As part of the boxed warning on IR opioid analgesics, the FDA now requires a precaution that chronic maternal use of opioids during pregnancy can result in neonatal opioid withdrawal syndrome (NOWS), which may be life-threatening if not recognized and treated using protocols developed by neonatology experts. NOWS may occur in a newborn exposed to opioid drugs for a prolonged period while in utero.
In 2013, the FDA required class-wide labeling changes for ER/LA opioid analgesics that included modifications to the products’ indications, limitations of use, and warnings, including boxed warnings to more effectively communicate to prescribers the serious risks associated with these drugs. Today, the FDA is requiring similar changes to the labeling of IR opioid analgesics.
“We know that there is persistent abuse, addiction, overdose mortality and risk of NOWS associated with IR opioid products,” said Douglas Throckmorton, M.D., deputy center director of regulatory programs, FDA’s Center for Drug Evaluation and Research. “Today, we have taken an important next step in clarifying and making more prominent the known risks of IR opioid medications.”
Additionally, the FDA is requiring updated labeling for all opioids (both ER/LA and IR products) to include safety information about potentially harmful drug interactions with other medicines that can result in a serious central nervous system condition called serotonin syndrome. Updated labeling will also include information about opioid effects on the endocrine system, including a rare but serious disorder of the adrenal glands (called adrenal insufficiency) and decreased sex hormone levels (androgen deficiency). These labeling changes will also make it clear that these negative outcomes can occur whether a patient is taking an opioid to treat pain or if the product is being used for MAT. Today, the FDA issued a Drug Safety Communication outlining these risks.
“The broad set of actions announced today is reflective of the FDA’s efforts to improve informed prescribing of opioids across the board,” said Janet Woodcock, M.D., director of the FDA’s Center for Drug Evaluation and Research. “We have been and will continue to evaluate all new data to ensure that labels of opioid drugs contain appropriate prescribing information about the benefits and risks of prescription opioids.”
The FDA is also aware of, and carefully reviewing, available scientific information about potentially serious outcomes related to interactions between benzodiazepines and opioids. Once a review of all available scientific information is completed, the FDA will take necessary actions to ensure prescribers and the public are informed of the risks involved with the use of these medications.
These actions are the latest examples of the agency’s commitment to combat this public health crisis and its profound impact on individuals, families and communities across our country. Health and Human Services Secretary Sylvia M. Burwell has made addressing opioid misuse, addiction and overdose a priority. Other work on this important issue is underway within HHS. The evidence-based HHS-wide opioid initiative focuses on three priority areas: informing opioid prescribing practices, increasing the use of naloxone (a rescue medication that can prevent death from overdose) and expanding access to and the use of MAT to treat opioid use disorder.
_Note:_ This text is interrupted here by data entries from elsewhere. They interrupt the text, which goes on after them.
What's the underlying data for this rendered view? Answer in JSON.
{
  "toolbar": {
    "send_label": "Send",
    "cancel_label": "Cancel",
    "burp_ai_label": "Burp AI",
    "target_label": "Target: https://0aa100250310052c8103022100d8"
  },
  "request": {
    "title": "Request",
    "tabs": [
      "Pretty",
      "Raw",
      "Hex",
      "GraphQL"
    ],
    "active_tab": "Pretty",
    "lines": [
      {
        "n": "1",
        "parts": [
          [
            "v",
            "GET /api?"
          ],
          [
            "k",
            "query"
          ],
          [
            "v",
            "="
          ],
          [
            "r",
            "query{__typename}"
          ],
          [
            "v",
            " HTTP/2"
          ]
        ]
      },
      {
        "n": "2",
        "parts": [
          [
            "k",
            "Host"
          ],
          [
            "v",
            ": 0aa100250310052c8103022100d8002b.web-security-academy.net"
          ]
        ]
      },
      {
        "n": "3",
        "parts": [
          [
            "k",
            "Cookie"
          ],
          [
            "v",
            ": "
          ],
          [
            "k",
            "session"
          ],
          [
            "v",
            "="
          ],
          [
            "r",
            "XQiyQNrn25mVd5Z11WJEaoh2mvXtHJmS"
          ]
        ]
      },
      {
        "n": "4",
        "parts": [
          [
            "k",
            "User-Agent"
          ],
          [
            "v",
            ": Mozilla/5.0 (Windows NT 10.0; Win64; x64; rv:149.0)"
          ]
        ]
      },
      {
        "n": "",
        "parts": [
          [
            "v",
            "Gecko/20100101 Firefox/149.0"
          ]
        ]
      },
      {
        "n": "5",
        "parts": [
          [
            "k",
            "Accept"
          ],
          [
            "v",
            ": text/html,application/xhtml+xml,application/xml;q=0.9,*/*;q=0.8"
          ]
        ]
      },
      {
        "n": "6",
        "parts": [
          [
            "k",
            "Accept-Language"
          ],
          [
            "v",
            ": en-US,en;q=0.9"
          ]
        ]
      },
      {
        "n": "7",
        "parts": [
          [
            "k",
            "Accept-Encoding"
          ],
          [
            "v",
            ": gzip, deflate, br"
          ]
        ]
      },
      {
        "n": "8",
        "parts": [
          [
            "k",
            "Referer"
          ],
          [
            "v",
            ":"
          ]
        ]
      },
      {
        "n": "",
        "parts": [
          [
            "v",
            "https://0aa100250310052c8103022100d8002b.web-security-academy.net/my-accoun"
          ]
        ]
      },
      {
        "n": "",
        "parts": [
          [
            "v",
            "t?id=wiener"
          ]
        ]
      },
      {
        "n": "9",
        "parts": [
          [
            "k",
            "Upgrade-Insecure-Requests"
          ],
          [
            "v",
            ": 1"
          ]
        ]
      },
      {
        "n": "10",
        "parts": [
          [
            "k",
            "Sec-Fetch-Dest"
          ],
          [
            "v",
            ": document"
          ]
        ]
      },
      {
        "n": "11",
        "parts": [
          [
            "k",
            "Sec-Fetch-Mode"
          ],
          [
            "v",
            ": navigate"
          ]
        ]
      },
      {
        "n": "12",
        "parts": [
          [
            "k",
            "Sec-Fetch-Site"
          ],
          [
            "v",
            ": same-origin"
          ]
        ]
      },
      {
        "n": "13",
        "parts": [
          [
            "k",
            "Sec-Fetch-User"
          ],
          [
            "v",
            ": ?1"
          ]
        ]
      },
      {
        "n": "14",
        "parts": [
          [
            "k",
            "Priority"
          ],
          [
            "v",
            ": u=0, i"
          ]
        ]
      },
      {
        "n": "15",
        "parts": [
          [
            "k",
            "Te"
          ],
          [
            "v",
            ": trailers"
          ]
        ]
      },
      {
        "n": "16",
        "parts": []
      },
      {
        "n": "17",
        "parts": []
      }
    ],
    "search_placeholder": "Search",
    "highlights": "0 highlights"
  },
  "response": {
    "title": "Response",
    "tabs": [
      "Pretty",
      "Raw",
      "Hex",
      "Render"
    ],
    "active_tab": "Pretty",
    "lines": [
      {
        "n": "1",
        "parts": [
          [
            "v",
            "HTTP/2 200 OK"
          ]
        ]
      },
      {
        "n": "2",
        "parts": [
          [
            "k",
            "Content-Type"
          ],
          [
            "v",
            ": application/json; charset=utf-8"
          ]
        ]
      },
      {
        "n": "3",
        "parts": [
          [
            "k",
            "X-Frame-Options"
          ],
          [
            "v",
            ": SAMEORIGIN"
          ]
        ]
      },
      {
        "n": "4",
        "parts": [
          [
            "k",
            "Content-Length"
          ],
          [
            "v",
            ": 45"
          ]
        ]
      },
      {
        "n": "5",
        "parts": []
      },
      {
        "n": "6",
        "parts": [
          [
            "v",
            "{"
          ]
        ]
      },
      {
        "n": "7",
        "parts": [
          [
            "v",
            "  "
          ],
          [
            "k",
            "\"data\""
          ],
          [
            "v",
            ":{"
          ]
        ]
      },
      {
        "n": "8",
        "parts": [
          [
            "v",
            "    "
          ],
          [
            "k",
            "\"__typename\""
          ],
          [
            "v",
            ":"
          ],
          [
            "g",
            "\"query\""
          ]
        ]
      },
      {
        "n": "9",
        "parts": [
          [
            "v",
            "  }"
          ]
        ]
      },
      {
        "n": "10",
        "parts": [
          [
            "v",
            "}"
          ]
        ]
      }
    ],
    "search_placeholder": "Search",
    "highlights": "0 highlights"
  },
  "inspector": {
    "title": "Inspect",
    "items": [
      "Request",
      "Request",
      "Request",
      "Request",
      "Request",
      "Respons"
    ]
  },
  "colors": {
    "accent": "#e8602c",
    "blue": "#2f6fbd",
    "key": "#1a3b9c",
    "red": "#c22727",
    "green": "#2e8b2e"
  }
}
The FDA, an agency within the U.S. Department of Health and Human Services, protects the public health by assuring the safety, effectiveness, and security of human and veterinary drugs, vaccines and other biological products for human use, and medical devices. The agency also is responsible for the safety and security of our nation’s food supply, cosmetics, dietary supplements, products that give off electronic radiation, and for regulating tobacco products.
Thasso Post had already a recent article on the rampant opioid epidemic in the United States.